On the evening of April 9, 1940, H.M.S. Truant, a submarine of 1,090 tons, completed early in the war, torpedoed the German cruiser Karlsruhe off Kristiansand while that ship was engaged in covering the enemy invasion of Norway. Though hunted by destroyers for 4½ hours, she escaped with slight damage from depth charges. Not long afterwards, while on passage to Gibraltar, she intercepted and recaptured the Norwegian motor ship Tropic Sea, which the Germans had seized.

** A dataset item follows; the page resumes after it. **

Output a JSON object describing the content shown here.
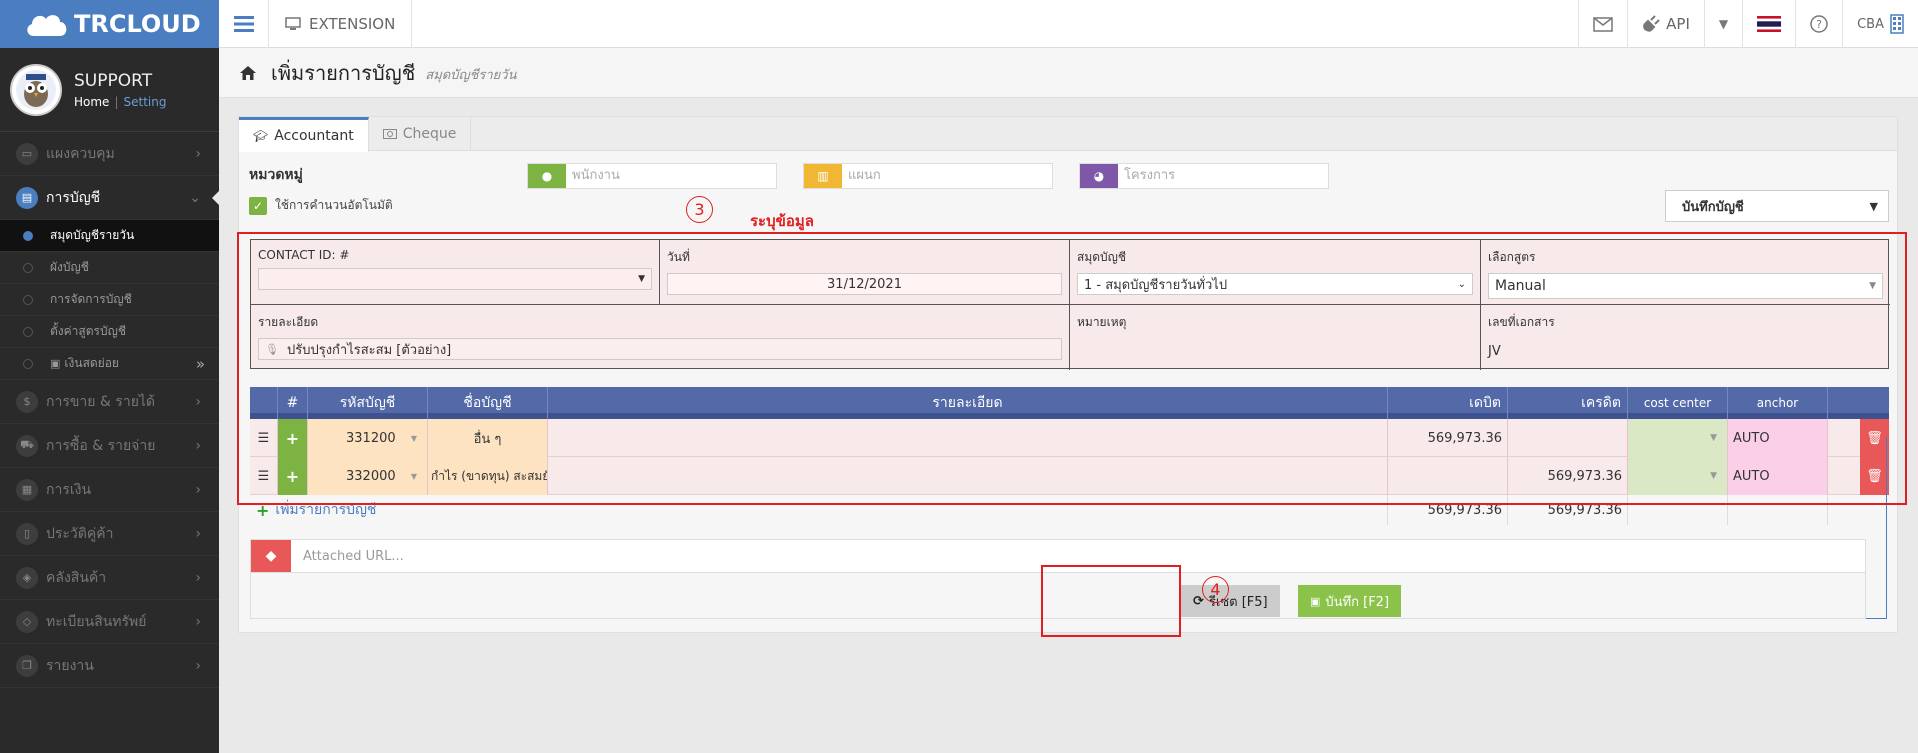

In the Mediterranean the Truant was active in operations against Italian convoys proceeding to Libya. In December 1940 she destroyed two supply ships and a tanker; and in March 1941 she entered the harbour of Buerat, in the Gulf of Sirte, to attack another tanker. While engaged in sinking an enemy ship in the Adriatic she was obliged to dive in 20 feet of water, with the result that her bows became embedded in the mud.
Later the Truant proceeded to the Far East. After the Battle of the Java Sea she was one of the last vessels to get away from Surabaya before the Japanese occupation. In December 1942 she returned to Britain for refit. She is here seen in Holy Loch on the Clyde after her 2½ years abroad. Recently she has been used for experimental work, and is expected to be scrapped in the near future.